The Female Finance Factor
By Dr. Judith Briles
to popular belief, women and money do go hand-in-hand. The
current perception is that most women continue to be tentative
about managing their finances, either online or off, because
historically, men have handled the majority of the family's
finances. Not so anymore.
In a recent research study of more than 1000 men and women,
the first WingspanBank.com Financial Index confirmed just
the opposite. In fact, the study showed that women, on average,
hold the primary responsibility for managing most of the financial
activities for their household, including the checking account,
paying and reviewing bills, deciding where to bank, saving,
investing, and creating a budget.
Furthermore, women are twice as likely as men are to assume
the title of Chief Financial Officer of their family.
Additional findings of the WingspanBank.com Financial Index:
- 62% of women manage the family's checking account (compared
to 38% of men).
- 59% of women review the bills prior to paying them (compared
to 32% of men).
- 58% of women actually pay the bills (compared to 35% of
- 53% of women decide where their family banks (compared
to 35% of men).
- 46% of women head up savings and investment accounts for
their family (compared to 42% of men).
- 53% of women create the family's budget (compared to 30%
These statistics are not surprising, considering that women
wear so many hats on any given day. Women tend to be everything
to everyone: mothers, employees, wives, caregivers, general
household manager, and something that men might not like to
admit--the primary managers of the household finances. Women
need solutions to help them manage all of their many roles
The above statistics don't say that women feel that they
do it "right" all the time. Rather, they say, "Women
are in charge of the management of the household money--the

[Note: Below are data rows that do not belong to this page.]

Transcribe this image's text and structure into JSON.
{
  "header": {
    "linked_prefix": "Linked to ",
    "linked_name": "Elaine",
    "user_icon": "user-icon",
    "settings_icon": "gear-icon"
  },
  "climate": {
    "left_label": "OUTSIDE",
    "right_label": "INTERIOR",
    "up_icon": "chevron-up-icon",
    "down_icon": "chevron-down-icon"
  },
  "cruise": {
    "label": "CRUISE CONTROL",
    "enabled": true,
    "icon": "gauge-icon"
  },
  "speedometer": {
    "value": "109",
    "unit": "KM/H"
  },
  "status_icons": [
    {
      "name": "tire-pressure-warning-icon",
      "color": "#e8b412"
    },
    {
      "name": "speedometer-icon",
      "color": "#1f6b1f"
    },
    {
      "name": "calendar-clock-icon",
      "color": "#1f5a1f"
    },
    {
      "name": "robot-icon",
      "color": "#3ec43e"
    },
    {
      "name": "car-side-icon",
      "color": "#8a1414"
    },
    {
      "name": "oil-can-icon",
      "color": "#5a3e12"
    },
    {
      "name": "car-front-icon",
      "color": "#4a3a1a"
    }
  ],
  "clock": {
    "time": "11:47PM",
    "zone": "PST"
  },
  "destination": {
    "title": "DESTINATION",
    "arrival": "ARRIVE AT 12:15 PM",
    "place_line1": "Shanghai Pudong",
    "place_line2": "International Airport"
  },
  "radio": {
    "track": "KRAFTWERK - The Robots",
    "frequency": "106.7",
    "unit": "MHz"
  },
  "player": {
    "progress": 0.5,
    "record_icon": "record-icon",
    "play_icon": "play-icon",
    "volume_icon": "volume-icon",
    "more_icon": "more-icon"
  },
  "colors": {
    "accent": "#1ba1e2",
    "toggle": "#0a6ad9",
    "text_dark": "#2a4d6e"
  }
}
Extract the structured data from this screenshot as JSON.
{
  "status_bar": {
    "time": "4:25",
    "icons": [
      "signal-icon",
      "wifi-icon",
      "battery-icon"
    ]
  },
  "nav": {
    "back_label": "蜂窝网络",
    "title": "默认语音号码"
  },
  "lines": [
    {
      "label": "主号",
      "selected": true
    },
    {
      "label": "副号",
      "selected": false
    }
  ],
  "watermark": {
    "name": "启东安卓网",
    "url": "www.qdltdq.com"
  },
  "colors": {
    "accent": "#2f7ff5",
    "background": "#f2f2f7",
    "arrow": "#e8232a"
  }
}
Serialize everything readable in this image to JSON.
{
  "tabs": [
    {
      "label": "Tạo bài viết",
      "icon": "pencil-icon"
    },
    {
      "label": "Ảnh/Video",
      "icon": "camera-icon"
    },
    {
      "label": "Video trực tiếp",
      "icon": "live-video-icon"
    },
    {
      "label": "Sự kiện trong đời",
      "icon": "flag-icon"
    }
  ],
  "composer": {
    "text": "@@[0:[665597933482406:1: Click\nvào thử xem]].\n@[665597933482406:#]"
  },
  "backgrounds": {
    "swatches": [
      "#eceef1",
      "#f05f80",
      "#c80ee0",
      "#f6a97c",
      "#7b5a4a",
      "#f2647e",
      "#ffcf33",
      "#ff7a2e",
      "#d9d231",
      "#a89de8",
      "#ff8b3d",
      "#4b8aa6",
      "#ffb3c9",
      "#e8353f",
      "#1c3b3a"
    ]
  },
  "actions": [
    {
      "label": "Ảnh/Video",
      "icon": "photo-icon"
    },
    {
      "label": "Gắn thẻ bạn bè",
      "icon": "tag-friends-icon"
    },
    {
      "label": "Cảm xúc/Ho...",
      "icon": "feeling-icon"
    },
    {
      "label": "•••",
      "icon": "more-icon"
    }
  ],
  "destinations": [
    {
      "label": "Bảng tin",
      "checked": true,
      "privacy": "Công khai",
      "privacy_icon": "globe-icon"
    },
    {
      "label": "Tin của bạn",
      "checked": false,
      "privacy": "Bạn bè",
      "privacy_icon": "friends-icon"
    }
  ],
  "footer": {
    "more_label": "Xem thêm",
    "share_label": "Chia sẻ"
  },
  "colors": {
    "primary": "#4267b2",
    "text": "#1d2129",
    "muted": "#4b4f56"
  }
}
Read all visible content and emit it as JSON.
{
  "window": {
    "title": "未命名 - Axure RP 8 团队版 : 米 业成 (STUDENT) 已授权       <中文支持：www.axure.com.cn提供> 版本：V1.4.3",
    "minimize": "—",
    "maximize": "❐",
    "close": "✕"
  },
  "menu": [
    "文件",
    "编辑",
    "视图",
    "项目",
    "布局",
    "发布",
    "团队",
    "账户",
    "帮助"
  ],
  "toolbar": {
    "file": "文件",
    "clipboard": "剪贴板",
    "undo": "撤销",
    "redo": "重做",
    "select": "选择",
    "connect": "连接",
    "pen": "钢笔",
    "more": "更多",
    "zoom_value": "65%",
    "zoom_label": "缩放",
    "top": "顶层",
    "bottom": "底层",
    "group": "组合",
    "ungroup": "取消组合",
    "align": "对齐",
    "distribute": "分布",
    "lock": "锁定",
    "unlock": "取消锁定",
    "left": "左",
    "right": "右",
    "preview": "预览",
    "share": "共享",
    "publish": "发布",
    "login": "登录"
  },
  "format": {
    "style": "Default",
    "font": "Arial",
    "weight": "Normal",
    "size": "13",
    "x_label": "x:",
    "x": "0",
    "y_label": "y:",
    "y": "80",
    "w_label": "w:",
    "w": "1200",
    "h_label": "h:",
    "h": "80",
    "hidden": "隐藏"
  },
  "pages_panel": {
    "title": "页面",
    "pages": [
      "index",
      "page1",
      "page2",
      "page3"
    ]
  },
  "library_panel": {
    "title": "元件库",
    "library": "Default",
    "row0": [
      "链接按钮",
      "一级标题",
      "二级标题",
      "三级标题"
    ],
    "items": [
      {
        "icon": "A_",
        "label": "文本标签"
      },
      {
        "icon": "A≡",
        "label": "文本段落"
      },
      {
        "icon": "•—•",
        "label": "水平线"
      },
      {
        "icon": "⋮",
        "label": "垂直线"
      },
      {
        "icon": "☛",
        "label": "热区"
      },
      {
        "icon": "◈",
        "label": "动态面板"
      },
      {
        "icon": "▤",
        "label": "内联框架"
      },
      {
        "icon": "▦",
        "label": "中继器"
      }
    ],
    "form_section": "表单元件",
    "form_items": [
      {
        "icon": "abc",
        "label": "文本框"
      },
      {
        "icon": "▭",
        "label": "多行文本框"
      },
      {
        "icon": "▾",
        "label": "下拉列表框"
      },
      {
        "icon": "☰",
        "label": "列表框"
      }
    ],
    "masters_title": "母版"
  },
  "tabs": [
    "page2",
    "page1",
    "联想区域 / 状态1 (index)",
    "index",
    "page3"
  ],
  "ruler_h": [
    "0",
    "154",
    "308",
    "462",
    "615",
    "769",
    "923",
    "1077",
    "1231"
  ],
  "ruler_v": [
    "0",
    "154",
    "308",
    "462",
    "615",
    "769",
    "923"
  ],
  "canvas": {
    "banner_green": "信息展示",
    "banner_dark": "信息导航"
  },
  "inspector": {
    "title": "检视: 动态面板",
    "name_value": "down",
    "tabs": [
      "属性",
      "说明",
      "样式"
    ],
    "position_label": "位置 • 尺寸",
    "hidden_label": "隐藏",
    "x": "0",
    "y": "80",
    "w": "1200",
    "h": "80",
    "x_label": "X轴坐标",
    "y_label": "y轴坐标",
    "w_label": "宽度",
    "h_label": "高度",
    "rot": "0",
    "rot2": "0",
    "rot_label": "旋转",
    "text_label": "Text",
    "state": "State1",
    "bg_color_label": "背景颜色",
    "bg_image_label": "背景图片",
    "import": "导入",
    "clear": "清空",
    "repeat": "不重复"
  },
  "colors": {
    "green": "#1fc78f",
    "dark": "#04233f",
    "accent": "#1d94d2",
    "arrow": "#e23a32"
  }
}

banking, investing, saving, and spending, and they need all
the information they can get to be better household CFOs."
With that in mind, here are 10 easy-to-manage steps to help
you do a more effective job:
Identify any fears and concerns you have about handling
and managing your finances.
Identify how money is spent in your family.
Become educated--take advantage of the Internet to
learn about all relevant financial matters that affect
Determine and assess your current financial situation.
List all income, assets, equity, fixed and flexible
expenses, and discretionary income.
Identify your objectives and develop a written financial
plan (including your goals for education, family, and
Determine the types of investment most appropriate
for your current situation and goals.
Calculate how much money you can save and invest monthly.
Consider speaking with a professional financial planner.
Check out Web sites, such as MsMoney.com, and take advantage
of their financial tools and calculators to help analyze
your current financial situation and plan for the future.
Create a realistic financial plan, budget your resources,
and stick to it.
Allow for mistakes--you're bound to make some.
And take advantage of others' mistakes--you'll
learn from them.
When it comes to money, there's good news and bad news in
risk taking. Historically, women have been less inclined than
men to take risks as it relates to managing their finances,
and they will spend a lot of time and effort researching financial
opportunities. The good news is that we want to know where
our money is going. The not-so-good news is that because we
are more risk averse, we avoid putting money in investment
opportunities that could create higher returns.
The Internet has created an incredible resource to get information
24 hours a day, 7 days a week. Use it. Embrace the ease and
convenience of managing your finances online and join the
growing trend of consumers who are saving time and money with
online banking, investing, savings, shopping, and gathering
financial information that can reshape your future. Today's
CFO demands quick and accurate information and implementation.
Add information and implementation to the Female Finance Factor,
and you've got a very powerful prescription for financial
Judith Briles, Ph.D. is a speaker, columnist,
and award-winning author of 20 books including 10
Smart Money Moves for Women and Smart
Money Moves for Kids. She can be reached at 303-627-9179
and e-mailed at DrJBriles@aol.com.
Her Web site is www.briles.com.